One of the economy’s biggest mysteries is this: The labor market is the strongest it has been in a decade, yet wages are rising barely faster than inflation.
For some reason, the booming job market and ultralow unemployment rate, which fell to 4.4 percent in April, haven’t led employers to raise pay in a meaningful way. That flies in the face of a basic assumption of how the economy works: A tight labor market is expected to lead to pay increases that in turn fuel broader inflation.
But the mystery of the missing pay raises may have a surprisingly simple solution, and one that sheds light on the larger economic challenges of our age.

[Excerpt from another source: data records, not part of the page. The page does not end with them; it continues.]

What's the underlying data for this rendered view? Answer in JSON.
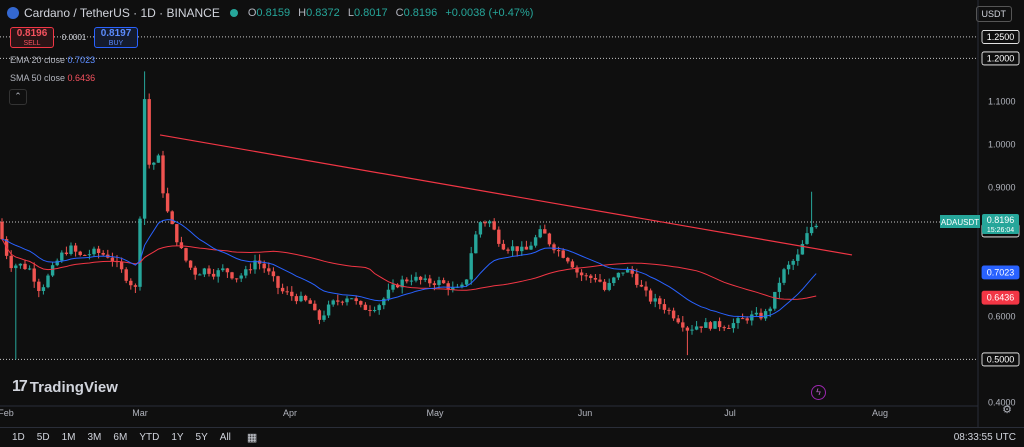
{
  "header": {
    "title": "Cardano / TetherUS · 1D · BINANCE",
    "ohlc": [
      {
        "k": "O",
        "v": "0.8159"
      },
      {
        "k": "H",
        "v": "0.8372"
      },
      {
        "k": "L",
        "v": "0.8017"
      },
      {
        "k": "C",
        "v": "0.8196"
      }
    ],
    "change": "+0.0038 (+0.47%)",
    "currency": "USDT"
  },
  "trade": {
    "sell_price": "0.8196",
    "sell_label": "SELL",
    "spread": "0.0001",
    "buy_price": "0.8197",
    "buy_label": "BUY"
  },
  "indicators": [
    {
      "label": "EMA 20 close",
      "value": "0.7023",
      "color": "#2962ff"
    },
    {
      "label": "SMA 50 close",
      "value": "0.6436",
      "color": "#f23645"
    }
  ],
  "chart_data": {
    "type": "candlestick",
    "symbol": "ADAUSDT",
    "ylim": [
      0.38,
      1.28
    ],
    "y_ticks": [
      "1.2500",
      "1.2000",
      "1.1000",
      "1.0000",
      "0.9000",
      "0.8000",
      "0.6000",
      "0.5000",
      "0.4000"
    ],
    "x_ticks": [
      "Feb",
      "Mar",
      "Apr",
      "May",
      "Jun",
      "Jul",
      "Aug"
    ],
    "horizontal_lines": [
      1.25,
      1.2,
      0.5
    ],
    "current_price": {
      "label": "ADAUSDT",
      "value": "0.8196",
      "countdown": "15:26:04"
    },
    "level_labels": [
      {
        "value": "1.2500",
        "y": 1.25,
        "style": "outline"
      },
      {
        "value": "1.2000",
        "y": 1.2,
        "style": "outline"
      },
      {
        "value": "0.8000",
        "y": 0.8,
        "style": "outline"
      },
      {
        "value": "0.7023",
        "y": 0.7023,
        "style": "ema"
      },
      {
        "value": "0.6436",
        "y": 0.6436,
        "style": "sma"
      },
      {
        "value": "0.5000",
        "y": 0.5,
        "style": "outline"
      }
    ],
    "trendline": [
      {
        "x": 160,
        "y": 1.022
      },
      {
        "x": 852,
        "y": 0.743
      }
    ],
    "candles": [],
    "colors": {
      "up": "#26a69a",
      "down": "#ef5350",
      "ema": "#2962ff",
      "sma": "#f23645",
      "trend": "#f23645"
    }
  },
  "footer": {
    "ranges": [
      "1D",
      "5D",
      "1M",
      "3M",
      "6M",
      "YTD",
      "1Y",
      "5Y",
      "All"
    ],
    "clock": "08:33:55 UTC"
  },
  "branding": {
    "name": "TradingView"
  }
}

Consider a simple model for how much the average worker’s pay ought to be rising: You could simply add together the productivity growth rate — how rapidly the output generated by each hour of labor is increasing — and the inflation rate, which tells us how quickly prices are rising.